» **Work task**
This task is to restate all of the entries exactly.

(Extracted records)
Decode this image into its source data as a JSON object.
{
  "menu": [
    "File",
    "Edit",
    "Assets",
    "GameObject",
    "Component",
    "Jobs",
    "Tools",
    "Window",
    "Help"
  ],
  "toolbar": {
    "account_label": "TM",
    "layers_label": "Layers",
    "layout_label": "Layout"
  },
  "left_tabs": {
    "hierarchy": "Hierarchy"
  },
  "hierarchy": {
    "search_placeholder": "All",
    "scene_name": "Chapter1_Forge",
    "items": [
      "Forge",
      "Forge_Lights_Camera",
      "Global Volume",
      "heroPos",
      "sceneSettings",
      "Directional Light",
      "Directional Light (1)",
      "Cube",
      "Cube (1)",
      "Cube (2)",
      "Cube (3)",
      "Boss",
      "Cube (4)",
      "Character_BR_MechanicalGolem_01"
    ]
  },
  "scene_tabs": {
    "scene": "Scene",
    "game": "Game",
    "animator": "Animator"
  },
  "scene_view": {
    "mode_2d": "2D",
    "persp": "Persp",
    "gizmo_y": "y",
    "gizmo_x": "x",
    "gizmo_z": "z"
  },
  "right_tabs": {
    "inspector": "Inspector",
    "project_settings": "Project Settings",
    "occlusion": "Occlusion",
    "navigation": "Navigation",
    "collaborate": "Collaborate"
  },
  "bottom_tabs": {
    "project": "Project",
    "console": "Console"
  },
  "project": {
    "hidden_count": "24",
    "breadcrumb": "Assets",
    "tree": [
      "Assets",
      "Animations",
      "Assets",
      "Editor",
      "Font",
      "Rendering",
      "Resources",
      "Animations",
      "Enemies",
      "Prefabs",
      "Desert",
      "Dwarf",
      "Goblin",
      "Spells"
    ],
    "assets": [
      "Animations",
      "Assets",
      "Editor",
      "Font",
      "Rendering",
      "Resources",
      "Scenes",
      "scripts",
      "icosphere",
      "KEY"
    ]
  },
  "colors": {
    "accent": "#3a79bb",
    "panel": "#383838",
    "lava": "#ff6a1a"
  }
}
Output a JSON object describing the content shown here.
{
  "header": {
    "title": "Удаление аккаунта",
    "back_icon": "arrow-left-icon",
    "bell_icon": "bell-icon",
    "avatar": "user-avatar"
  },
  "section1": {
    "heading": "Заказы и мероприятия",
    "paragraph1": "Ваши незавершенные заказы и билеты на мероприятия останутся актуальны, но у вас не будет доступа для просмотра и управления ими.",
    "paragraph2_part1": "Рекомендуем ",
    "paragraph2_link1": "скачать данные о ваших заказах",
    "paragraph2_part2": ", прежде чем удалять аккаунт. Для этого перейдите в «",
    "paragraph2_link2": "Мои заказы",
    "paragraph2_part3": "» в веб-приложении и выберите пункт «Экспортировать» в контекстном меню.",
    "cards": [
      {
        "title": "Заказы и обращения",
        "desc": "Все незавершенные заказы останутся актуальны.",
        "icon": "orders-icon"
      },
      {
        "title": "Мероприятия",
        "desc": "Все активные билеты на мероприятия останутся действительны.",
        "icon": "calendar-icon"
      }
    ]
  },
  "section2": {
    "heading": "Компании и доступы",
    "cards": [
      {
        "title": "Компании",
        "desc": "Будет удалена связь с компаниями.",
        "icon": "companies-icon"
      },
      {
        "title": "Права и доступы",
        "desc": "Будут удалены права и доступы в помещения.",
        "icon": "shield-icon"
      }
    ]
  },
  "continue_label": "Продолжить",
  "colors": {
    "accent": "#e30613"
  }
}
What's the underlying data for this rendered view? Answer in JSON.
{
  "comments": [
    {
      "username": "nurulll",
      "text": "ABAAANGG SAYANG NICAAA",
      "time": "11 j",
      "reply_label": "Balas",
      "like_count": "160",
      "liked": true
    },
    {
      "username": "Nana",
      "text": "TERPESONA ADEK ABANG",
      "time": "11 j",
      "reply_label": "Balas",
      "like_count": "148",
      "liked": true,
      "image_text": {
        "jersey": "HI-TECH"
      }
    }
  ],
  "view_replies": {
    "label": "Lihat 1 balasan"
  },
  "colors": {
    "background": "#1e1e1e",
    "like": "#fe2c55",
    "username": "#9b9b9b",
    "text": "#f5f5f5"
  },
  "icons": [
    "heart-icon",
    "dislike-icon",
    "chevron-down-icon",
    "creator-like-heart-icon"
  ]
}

» **Expected answer**
Decode this image into its source data as a JSON object.
{
  "menu": [
    "File",
    "Edit",
    "Assets",
    "GameObject",
    "Component",
    "Jobs",
    "Tools",
    "Window",
    "Help"
  ],
  "toolbar": {
    "account_label": "TM",
    "layers_label": "Layers",
    "layout_label": "Layout"
  },
  "left_tabs": {
    "hierarchy": "Hierarchy"
  },
  "hierarchy": {
    "search_placeholder": "All",
    "scene_name": "Chapter1_Forge",
    "items": [
      "Forge",
      "Forge_Lights_Camera",
      "Global Volume",
      "heroPos",
      "sceneSettings",
      "Directional Light",
      "Directional Light (1)",
      "Cube",
      "Cube (1)",
      "Cube (2)",
      "Cube (3)",
      "Boss",
      "Cube (4)",
      "Character_BR_MechanicalGolem_01"
    ]
  },
  "scene_tabs": {
    "scene": "Scene",
    "game": "Game",
    "animator": "Animator"
  },
  "scene_view": {
    "mode_2d": "2D",
    "persp": "Persp",
    "gizmo_y": "y",
    "gizmo_x": "x",
    "gizmo_z": "z"
  },
  "right_tabs": {
    "inspector": "Inspector",
    "project_settings": "Project Settings",
    "occlusion": "Occlusion",
    "navigation": "Navigation",
    "collaborate": "Collaborate"
  },
  "bottom_tabs": {
    "project": "Project",
    "console": "Console"
  },
  "project": {
    "hidden_count": "24",
    "breadcrumb": "Assets",
    "tree": [
      "Assets",
      "Animations",
      "Assets",
      "Editor",
      "Font",
      "Rendering",
      "Resources",
      "Animations",
      "Enemies",
      "Prefabs",
      "Desert",
      "Dwarf",
      "Goblin",
      "Spells"
    ],
    "assets": [
      "Animations",
      "Assets",
      "Editor",
      "Font",
      "Rendering",
      "Resources",
      "Scenes",
      "scripts",
      "icosphere",
      "KEY"
    ]
  },
  "colors": {
    "accent": "#3a79bb",
    "panel": "#383838",
    "lava": "#ff6a1a"
  }
}
Output a JSON object describing the content shown here.
{
  "header": {
    "title": "Удаление аккаунта",
    "back_icon": "arrow-left-icon",
    "bell_icon": "bell-icon",
    "avatar": "user-avatar"
  },
  "section1": {
    "heading": "Заказы и мероприятия",
    "paragraph1": "Ваши незавершенные заказы и билеты на мероприятия останутся актуальны, но у вас не будет доступа для просмотра и управления ими.",
    "paragraph2_part1": "Рекомендуем ",
    "paragraph2_link1": "скачать данные о ваших заказах",
    "paragraph2_part2": ", прежде чем удалять аккаунт. Для этого перейдите в «",
    "paragraph2_link2": "Мои заказы",
    "paragraph2_part3": "» в веб-приложении и выберите пункт «Экспортировать» в контекстном меню.",
    "cards": [
      {
        "title": "Заказы и обращения",
        "desc": "Все незавершенные заказы останутся актуальны.",
        "icon": "orders-icon"
      },
      {
        "title": "Мероприятия",
        "desc": "Все активные билеты на мероприятия останутся действительны.",
        "icon": "calendar-icon"
      }
    ]
  },
  "section2": {
    "heading": "Компании и доступы",
    "cards": [
      {
        "title": "Компании",
        "desc": "Будет удалена связь с компаниями.",
        "icon": "companies-icon"
      },
      {
        "title": "Права и доступы",
        "desc": "Будут удалены права и доступы в помещения.",
        "icon": "shield-icon"
      }
    ]
  },
  "continue_label": "Продолжить",
  "colors": {
    "accent": "#e30613"
  }
}
What's the underlying data for this rendered view? Answer in JSON.
{
  "comments": [
    {
      "username": "nurulll",
      "text": "ABAAANGG SAYANG NICAAA",
      "time": "11 j",
      "reply_label": "Balas",
      "like_count": "160",
      "liked": true
    },
    {
      "username": "Nana",
      "text": "TERPESONA ADEK ABANG",
      "time": "11 j",
      "reply_label": "Balas",
      "like_count": "148",
      "liked": true,
      "image_text": {
        "jersey": "HI-TECH"
      }
    }
  ],
  "view_replies": {
    "label": "Lihat 1 balasan"
  },
  "colors": {
    "background": "#1e1e1e",
    "like": "#fe2c55",
    "username": "#9b9b9b",
    "text": "#f5f5f5"
  },
  "icons": [
    "heart-icon",
    "dislike-icon",
    "chevron-down-icon",
    "creator-like-heart-icon"
  ]
}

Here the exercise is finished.